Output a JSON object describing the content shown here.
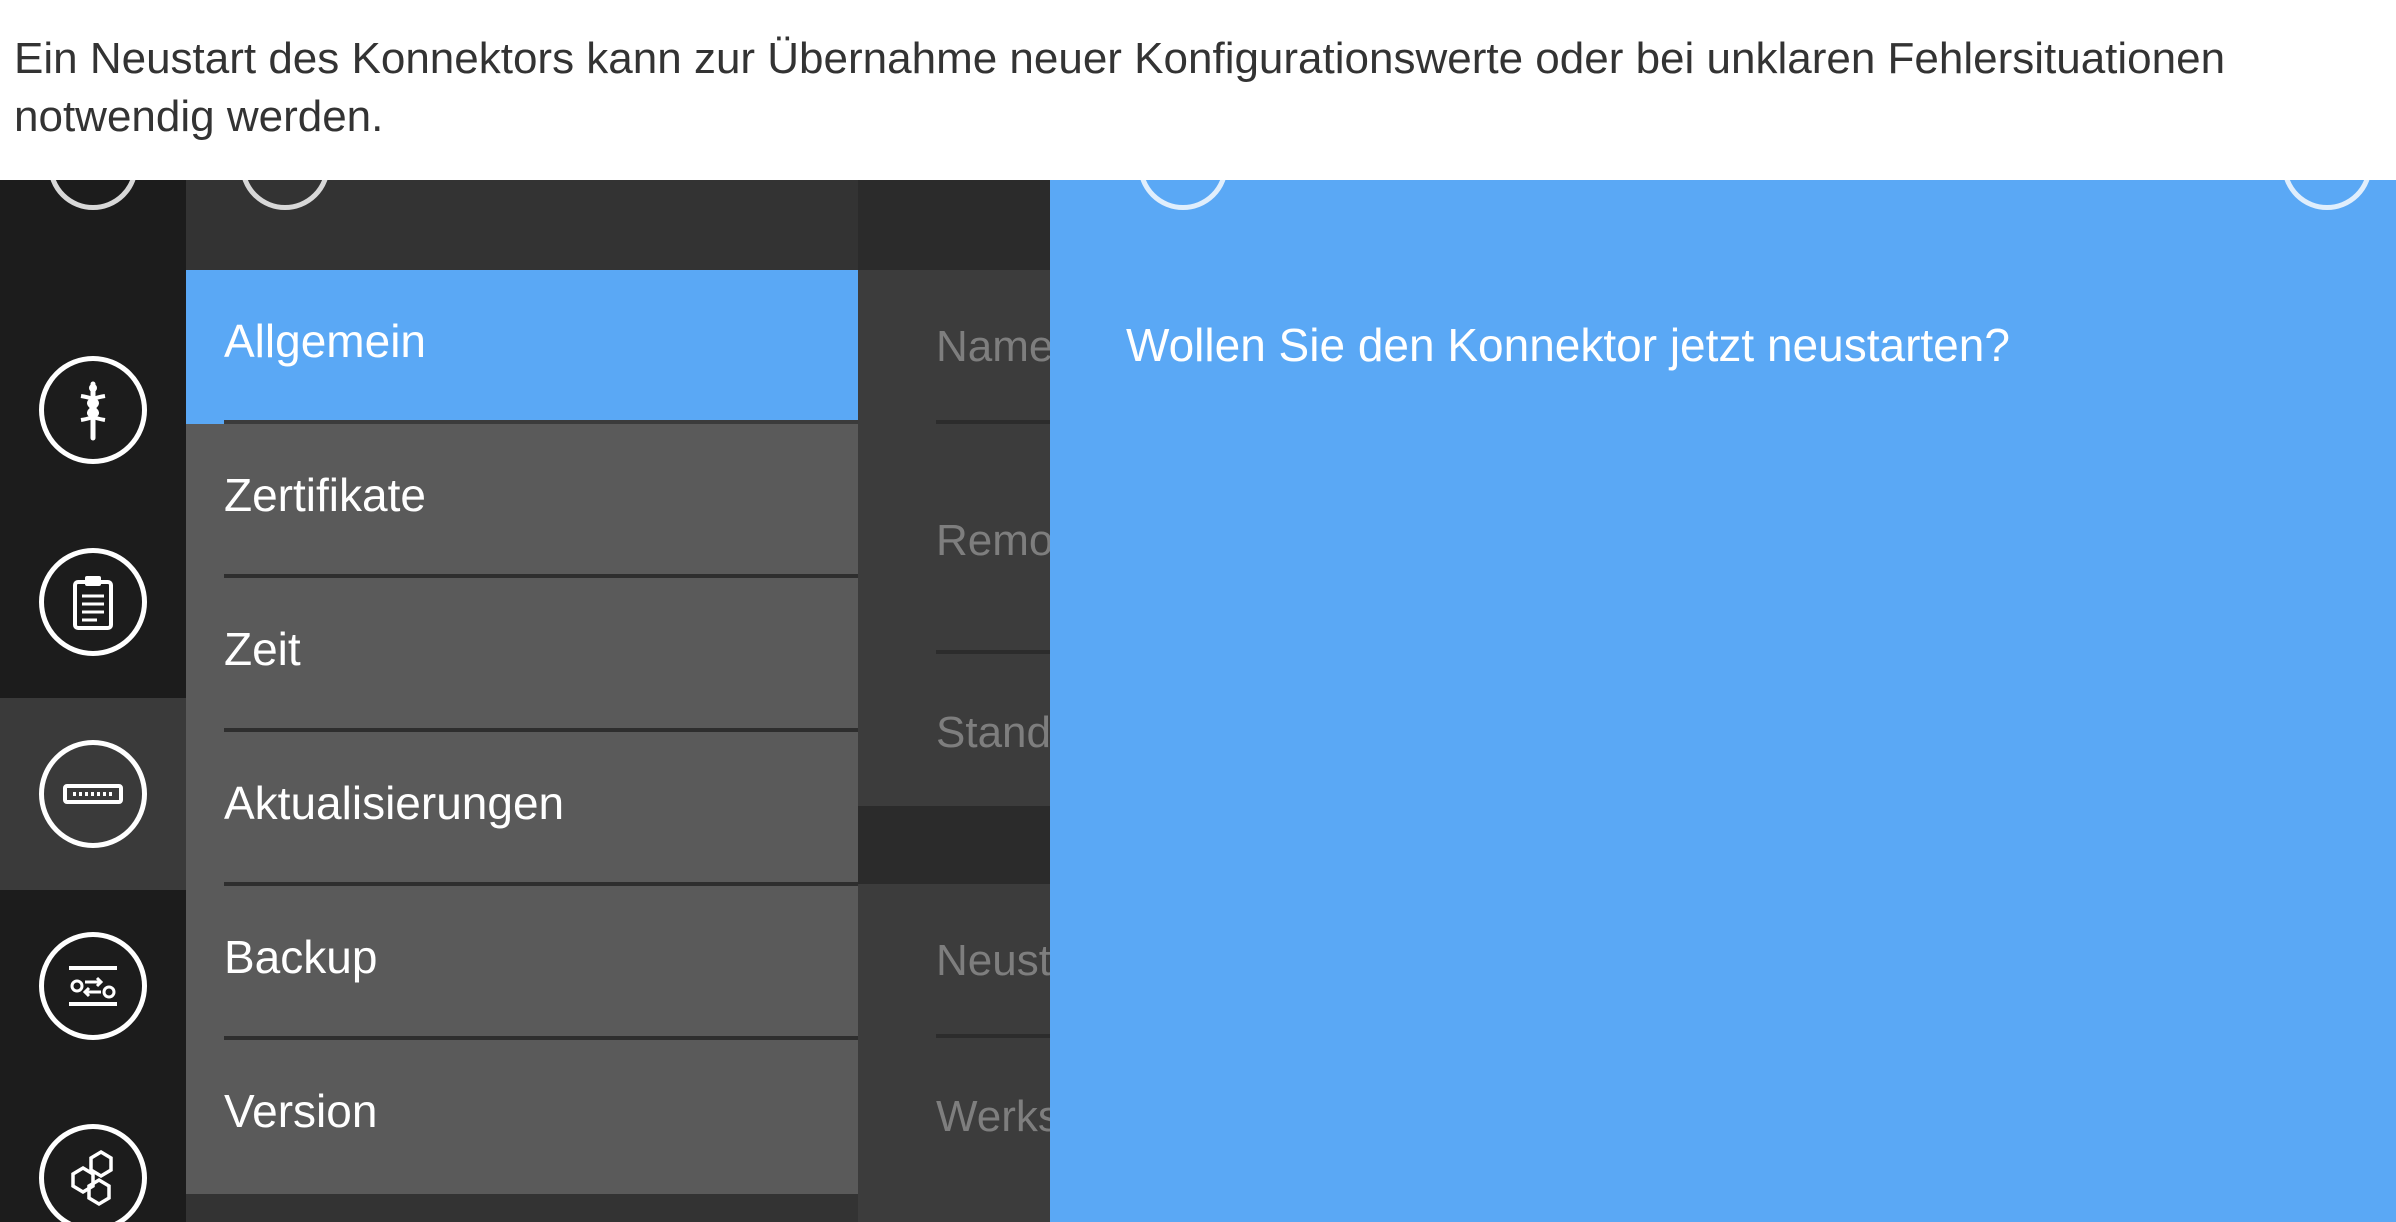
{
  "caption": {
    "text": "Ein Neustart des Konnektors kann zur Übernahme neuer Konfigurationswerte oder bei unklaren Fehlersituationen notwendig werden."
  },
  "rail": {
    "items": [
      {
        "icon": "caduceus-icon"
      },
      {
        "icon": "clipboard-icon"
      },
      {
        "icon": "connector-device-icon",
        "active": true
      },
      {
        "icon": "switch-settings-icon"
      },
      {
        "icon": "hexagons-icon"
      }
    ]
  },
  "submenu": {
    "items": [
      {
        "label": "Allgemein",
        "active": true
      },
      {
        "label": "Zertifikate"
      },
      {
        "label": "Zeit"
      },
      {
        "label": "Aktualisierungen"
      },
      {
        "label": "Backup"
      },
      {
        "label": "Version"
      }
    ]
  },
  "content": {
    "fields": [
      "Name",
      "Remo",
      "Stand",
      "Neust",
      "Werks"
    ]
  },
  "dialog": {
    "question": "Wollen Sie den Konnektor jetzt neustarten?"
  },
  "colors": {
    "accent": "#5aa8f5",
    "rail_bg": "#1c1c1c",
    "menu_bg": "#5a5a5a"
  }
}
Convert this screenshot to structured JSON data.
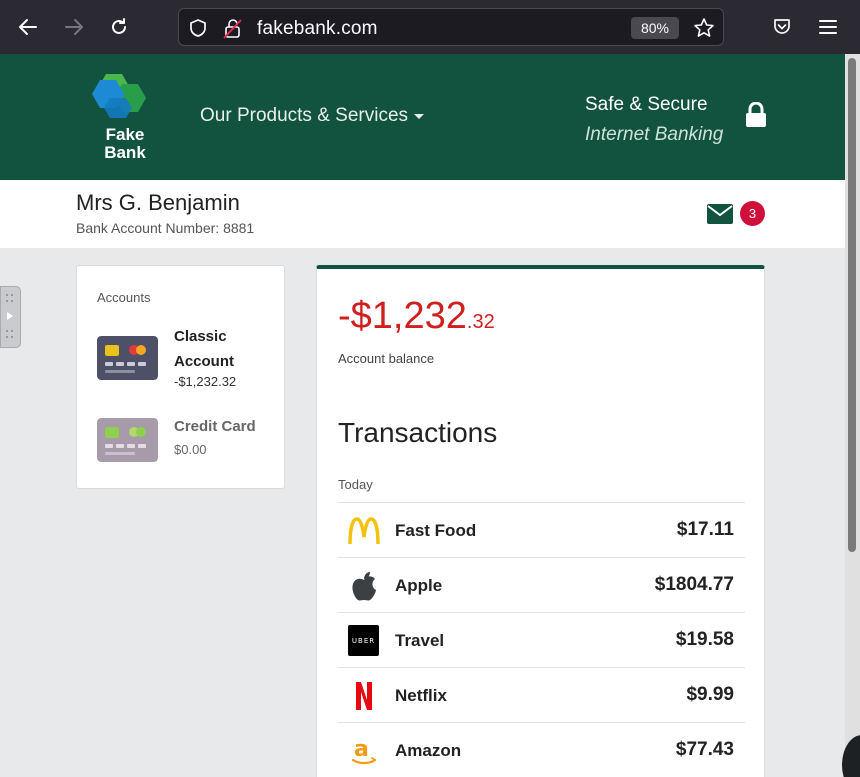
{
  "browser": {
    "url": "fakebank.com",
    "zoom": "80%"
  },
  "header": {
    "logo_line1": "Fake",
    "logo_line2": "Bank",
    "menu_label": "Our Products & Services",
    "secure_line1": "Safe & Secure",
    "secure_line2": "Internet Banking"
  },
  "user": {
    "name": "Mrs G. Benjamin",
    "account_number": "Bank Account Number: 8881",
    "message_count": "3"
  },
  "accounts": {
    "title": "Accounts",
    "items": [
      {
        "name_line1": "Classic",
        "name_line2": "Account",
        "balance": "-$1,232.32"
      },
      {
        "name_line1": "Credit Card",
        "balance": "$0.00"
      }
    ]
  },
  "summary": {
    "balance_main": "-$1,232",
    "balance_cents": ".32",
    "balance_label": "Account balance",
    "transactions_heading": "Transactions",
    "day_label": "Today"
  },
  "transactions": [
    {
      "name": "Fast Food",
      "amount": "$17.11",
      "icon": "mcdonalds-icon"
    },
    {
      "name": "Apple",
      "amount": "$1804.77",
      "icon": "apple-icon"
    },
    {
      "name": "Travel",
      "amount": "$19.58",
      "icon": "uber-icon",
      "icon_text": "UBER"
    },
    {
      "name": "Netflix",
      "amount": "$9.99",
      "icon": "netflix-icon"
    },
    {
      "name": "Amazon",
      "amount": "$77.43",
      "icon": "amazon-icon"
    }
  ],
  "colors": {
    "brand_green": "#12533f",
    "negative_red": "#d01f1f",
    "badge_red": "#d0103a"
  }
}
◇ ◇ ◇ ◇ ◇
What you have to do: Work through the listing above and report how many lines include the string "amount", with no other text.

Exercise output: 5